Cleveland won’t be having a regular graduation ceremony this year on account of Minnesota Department of Health guidelines warning schools against large, in-person events. Instead, on Friday, May 29 the district is proceeding with a parade and drive-in graduation experience to honor students while also limiting the potential spread of the coronavirus.
The festivities are planned to start at 6:15 p.m. with a vehicle parade of graduates and their immediate families driving through the community. KTOE will be broadcasting songs and shoutouts as a tribute to the seniors as they make their way to the school.
At 7 p.m., the Cleveland parking lot will be filled on an invitation-only basis for what will be a quick graduation with speeches kept under five minutes. Only graduates and their immediate families will be allowed to attend, but extended family and friends will be able to witness the graduation through a livestream. Speeches at the graduation will be hybrid of in-person and digital, including virtual class memory speech by some seniors and three awards.
“We worked extensively with Le Sueur County Health,” said Principal Scott Lusk. “I want to thank them for helping us to put this together and make this happen safely. That’s my biggest concern is safety for everyone. I think we have a plan that will do a great job of keeping everything a safe as we can so we can meet all the guidelines. That’s the biggest thing.”
After the speeches, graduates will walk onstage to collect their diplomas. Instead of being handed a diploma, the seniors will instead pick it up off a table to ensure that the process is contactless. Throughout the graduation, Cleveland Police and Fire will supply traffic control to ensure the event is well-run.
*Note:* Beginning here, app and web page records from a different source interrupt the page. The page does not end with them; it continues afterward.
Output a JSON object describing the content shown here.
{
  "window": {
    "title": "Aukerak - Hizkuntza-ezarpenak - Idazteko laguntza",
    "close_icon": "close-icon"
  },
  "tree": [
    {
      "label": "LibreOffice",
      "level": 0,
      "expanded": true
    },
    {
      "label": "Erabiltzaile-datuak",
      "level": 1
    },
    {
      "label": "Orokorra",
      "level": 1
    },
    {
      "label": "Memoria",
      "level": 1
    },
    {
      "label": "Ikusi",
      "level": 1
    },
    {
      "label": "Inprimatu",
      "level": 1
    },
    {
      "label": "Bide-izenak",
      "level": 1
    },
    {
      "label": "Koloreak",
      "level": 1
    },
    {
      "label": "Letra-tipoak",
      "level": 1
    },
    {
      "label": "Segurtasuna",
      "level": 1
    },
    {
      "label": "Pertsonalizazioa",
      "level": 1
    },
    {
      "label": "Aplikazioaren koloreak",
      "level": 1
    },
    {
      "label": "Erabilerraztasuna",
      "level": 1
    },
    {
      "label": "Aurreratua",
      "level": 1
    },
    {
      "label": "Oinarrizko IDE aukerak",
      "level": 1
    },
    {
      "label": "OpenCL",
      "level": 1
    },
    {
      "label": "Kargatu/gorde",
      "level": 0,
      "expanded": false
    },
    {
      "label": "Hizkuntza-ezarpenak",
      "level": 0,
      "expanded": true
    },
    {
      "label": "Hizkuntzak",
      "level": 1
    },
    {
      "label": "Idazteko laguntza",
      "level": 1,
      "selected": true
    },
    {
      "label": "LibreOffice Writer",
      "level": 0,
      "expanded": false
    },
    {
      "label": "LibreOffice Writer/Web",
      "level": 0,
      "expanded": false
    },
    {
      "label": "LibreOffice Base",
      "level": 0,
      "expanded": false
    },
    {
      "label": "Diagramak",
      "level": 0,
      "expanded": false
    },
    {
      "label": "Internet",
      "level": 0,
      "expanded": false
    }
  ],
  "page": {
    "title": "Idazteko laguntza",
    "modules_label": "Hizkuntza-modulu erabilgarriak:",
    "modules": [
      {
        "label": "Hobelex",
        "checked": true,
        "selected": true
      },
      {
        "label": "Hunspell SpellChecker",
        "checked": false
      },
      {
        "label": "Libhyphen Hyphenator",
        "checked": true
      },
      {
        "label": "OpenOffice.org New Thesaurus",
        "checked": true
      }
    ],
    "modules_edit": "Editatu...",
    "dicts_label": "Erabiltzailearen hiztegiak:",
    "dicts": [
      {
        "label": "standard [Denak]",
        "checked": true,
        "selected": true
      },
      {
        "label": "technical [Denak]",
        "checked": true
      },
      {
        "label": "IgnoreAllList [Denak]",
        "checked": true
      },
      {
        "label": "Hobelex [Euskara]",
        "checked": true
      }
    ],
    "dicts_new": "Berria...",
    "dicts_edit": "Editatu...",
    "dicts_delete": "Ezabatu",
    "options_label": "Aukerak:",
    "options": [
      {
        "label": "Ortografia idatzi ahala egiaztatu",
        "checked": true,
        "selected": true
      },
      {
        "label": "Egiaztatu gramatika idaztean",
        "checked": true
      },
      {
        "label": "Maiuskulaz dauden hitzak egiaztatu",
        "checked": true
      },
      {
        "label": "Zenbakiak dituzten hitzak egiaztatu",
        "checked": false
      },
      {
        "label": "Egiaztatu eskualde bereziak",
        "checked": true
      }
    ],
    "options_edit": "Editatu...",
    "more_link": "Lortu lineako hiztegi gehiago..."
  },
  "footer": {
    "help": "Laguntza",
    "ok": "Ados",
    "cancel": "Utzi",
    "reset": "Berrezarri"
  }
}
“Your emotions go everywhere, because you wish you could do so much more for these kids,” said Lusk. “I’m glad that we’re able to do something for these students because it’s a great class … Everybody right now needs something like this just for a pick me up and I hope that’s what we can do with this. It’s not going to look normal, it’s not going to feel normal, but it’s something that we can celebrate right now at this time.”
New grading system
In light of distance learning, the Cleveland Public School Board approved new grading options for students that have fallen behind. In line with recent guidance form the Minnesota Department of Education, Cleveland is giving additional time to students to obtain a passing grade.
On May 1, the MDE encouraged districts to prohibit failing grades and instead give students additional time or report non-passing grades as ‘in-progress.’
“Students would benefit from educators using growth-based terminology,” the guidance states. “Every day, and especially during this time when students are experiencing so much uncertainty and so many situations over which they have no control, students benefit from educators using growth-based terminology in every possible situation. A student should not be reported as a failure and retained or given an F during this unprecedented situation.”
As part of this new model, Cleveland is allowing students to have one on one time with teachers as part of an eight day intervention. During this time, teachers assist their students with the areas they are struggling in to catch them up and achieve a passing grade. Students who go through this process will not be assigned a pass/fail grade. Instead, grades will be recorded with a different terminology for passing and in progress grades..
“It’s a lot of work for our teachers, but the students will get the most benefit from a one on one meeting by Google Meet,” said Lusk. “In this model, the teacher is able to figure out what the kid mostly would need. If I give you 20 late assignments or something, you’re just going to shut down. So instead, you can pick and choose what your students need most. And the big thing is there something going on that they can’t do normally so just having those social interactions with those kids is huge.”